■ **Required action**
While copying the entries exactly, leave out each picture they contain.

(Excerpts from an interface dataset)
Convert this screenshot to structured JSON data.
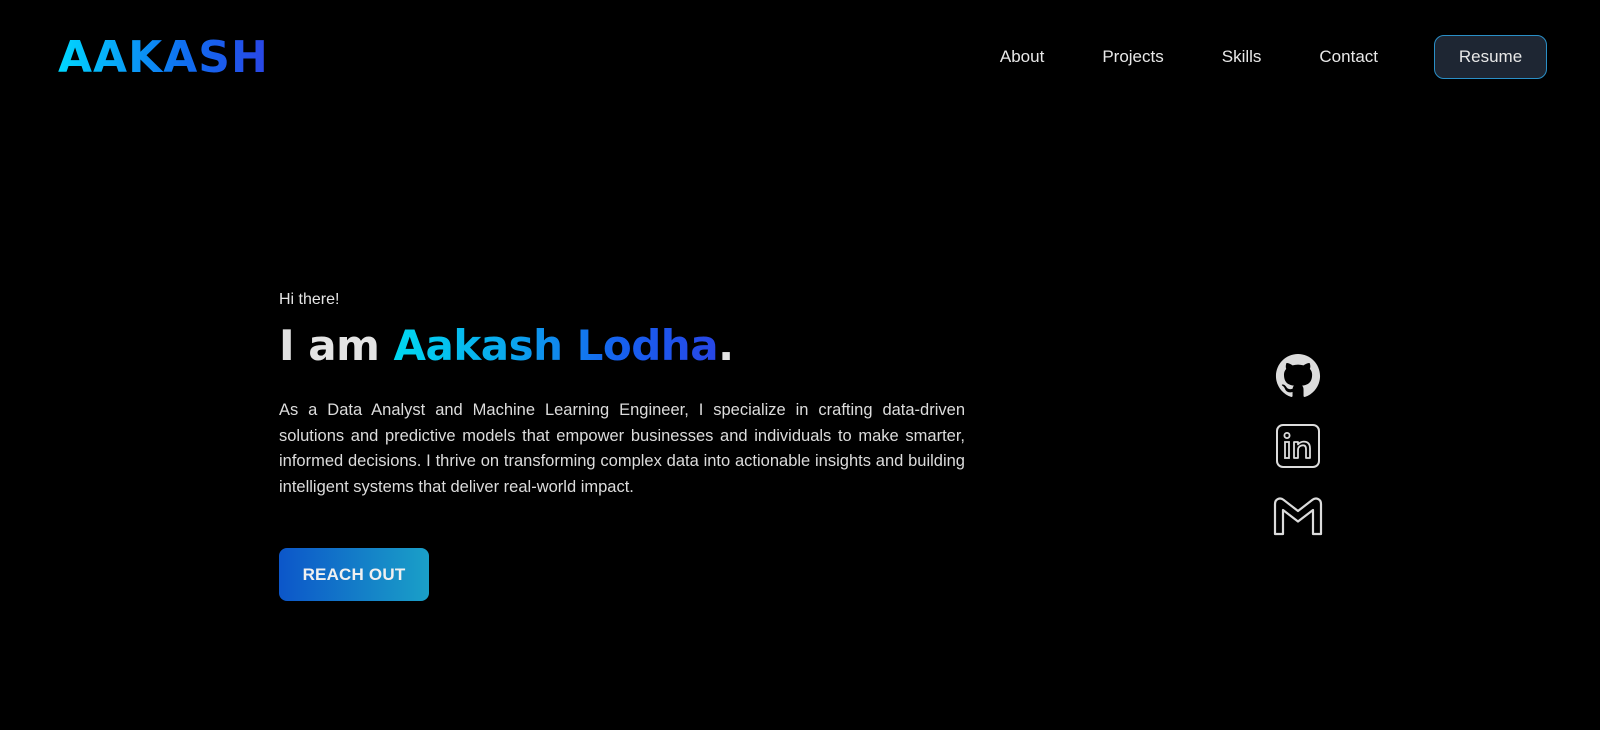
{
  "header": {
    "logo": "AAKASH",
    "nav": {
      "about": "About",
      "projects": "Projects",
      "skills": "Skills",
      "contact": "Contact",
      "resume": "Resume"
    }
  },
  "hero": {
    "greeting": "Hi there!",
    "headline_prefix": "I am ",
    "headline_name": "Aakash Lodha",
    "headline_suffix": ".",
    "bio": "As a Data Analyst and Machine Learning Engineer, I specialize in crafting data-driven solutions and predictive models that empower businesses and individuals to make smarter, informed decisions. I thrive on transforming complex data into actionable insights and building intelligent systems that deliver real-world impact.",
    "cta": "REACH OUT"
  },
  "social": {
    "icons": [
      "github-icon",
      "linkedin-icon",
      "gmail-icon"
    ]
  },
  "colors": {
    "background": "#000000",
    "accent_cyan": "#00d8ff",
    "accent_blue": "#2a45e6",
    "resume_border": "#2a8fc7",
    "resume_bg": "#1e2633"
  }
}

■ **Reply to the exercise**
Convert this screenshot to structured JSON data.
{
  "header": {
    "logo": "AAKASH",
    "nav": {
      "about": "About",
      "projects": "Projects",
      "skills": "Skills",
      "contact": "Contact",
      "resume": "Resume"
    }
  },
  "hero": {
    "greeting": "Hi there!",
    "headline_prefix": "I am ",
    "headline_name": "Aakash Lodha",
    "headline_suffix": ".",
    "bio": "As a Data Analyst and Machine Learning Engineer, I specialize in crafting data-driven solutions and predictive models that empower businesses and individuals to make smarter, informed decisions. I thrive on transforming complex data into actionable insights and building intelligent systems that deliver real-world impact.",
    "cta": "REACH OUT"
  },
  "social": {
    "icons": [
      "github-icon",
      "linkedin-icon",
      "gmail-icon"
    ]
  },
  "colors": {
    "background": "#000000",
    "accent_cyan": "#00d8ff",
    "accent_blue": "#2a45e6",
    "resume_border": "#2a8fc7",
    "resume_bg": "#1e2633"
  }
}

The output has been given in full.